GOAL OF THE EXERCISE: If a line in the data below contains the word "posted", copy it out.

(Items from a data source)
━━━

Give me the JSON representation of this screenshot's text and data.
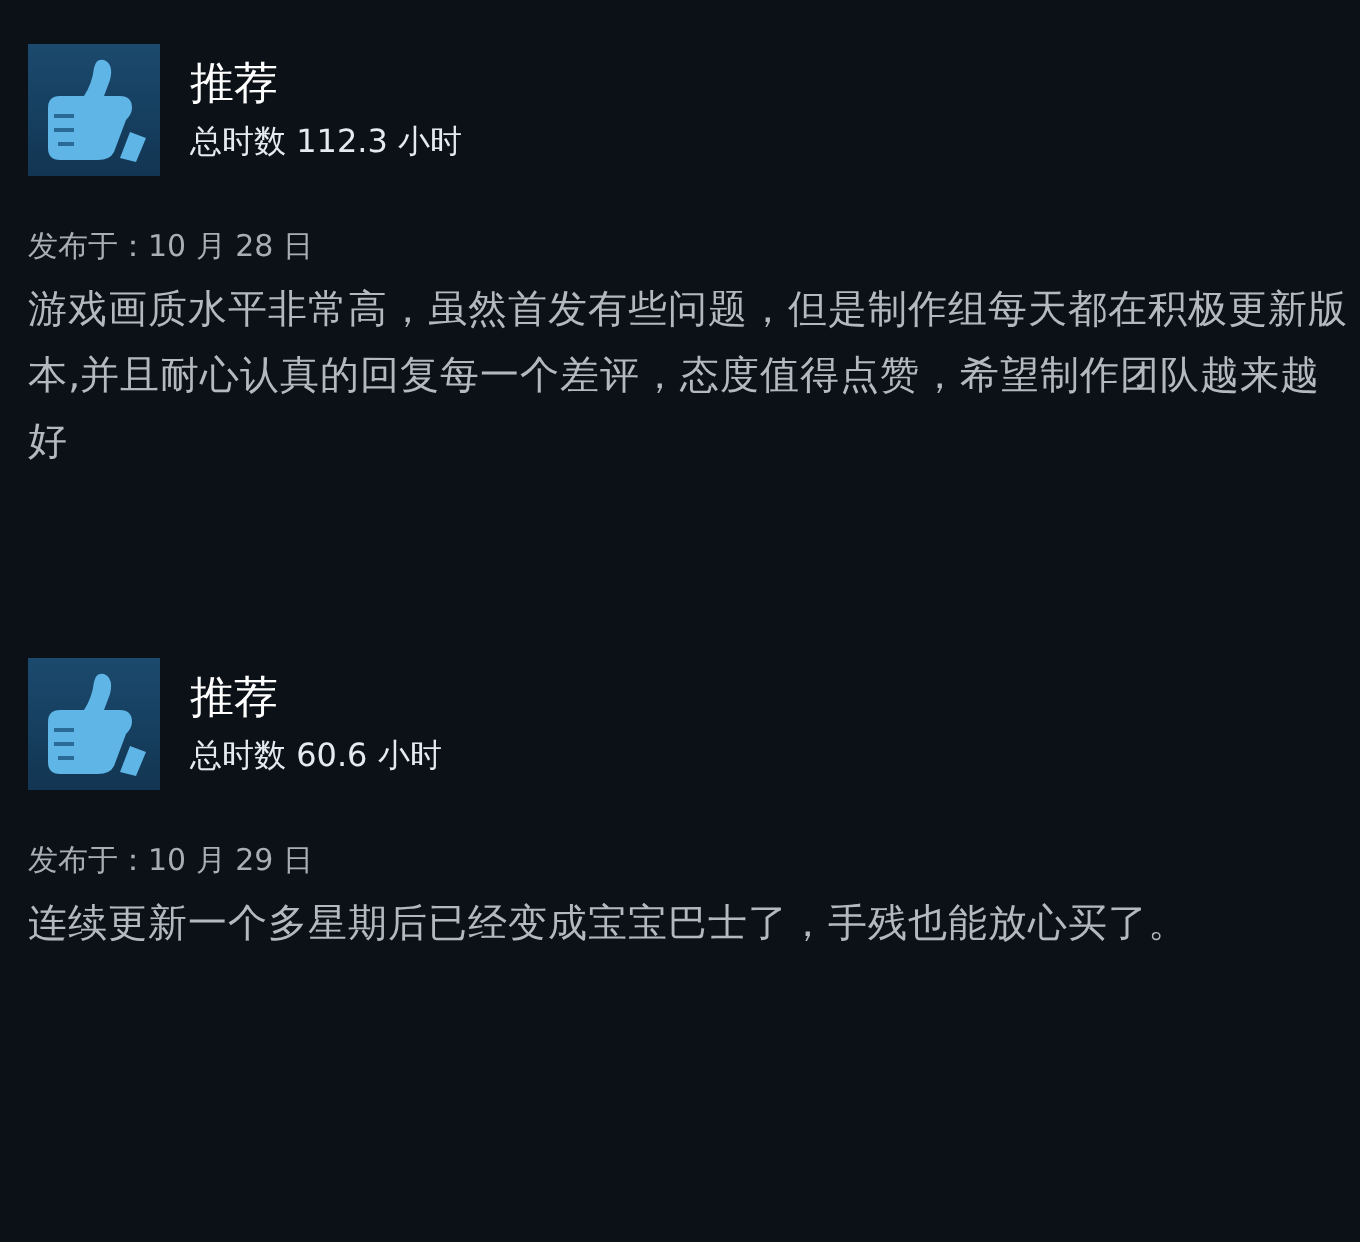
{
  "reviews": [
    {
      "recommended": true,
      "verdict": "推荐",
      "hours": "总时数 112.3 小时",
      "posted": "发布于：10 月 28 日",
      "text": "游戏画质水平非常高，虽然首发有些问题，但是制作组每天都在积极更新版本,并且耐心认真的回复每一个差评，态度值得点赞，希望制作团队越来越好"
    },
    {
      "recommended": true,
      "verdict": "推荐",
      "hours": "总时数 60.6 小时",
      "posted": "发布于：10 月 29 日",
      "text": "连续更新一个多星期后已经变成宝宝巴士了，手残也能放心买了。"
    }
  ]
}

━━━

TASK ANSWER:
      "posted": "发布于：10 月 28 日",
      "posted": "发布于：10 月 29 日",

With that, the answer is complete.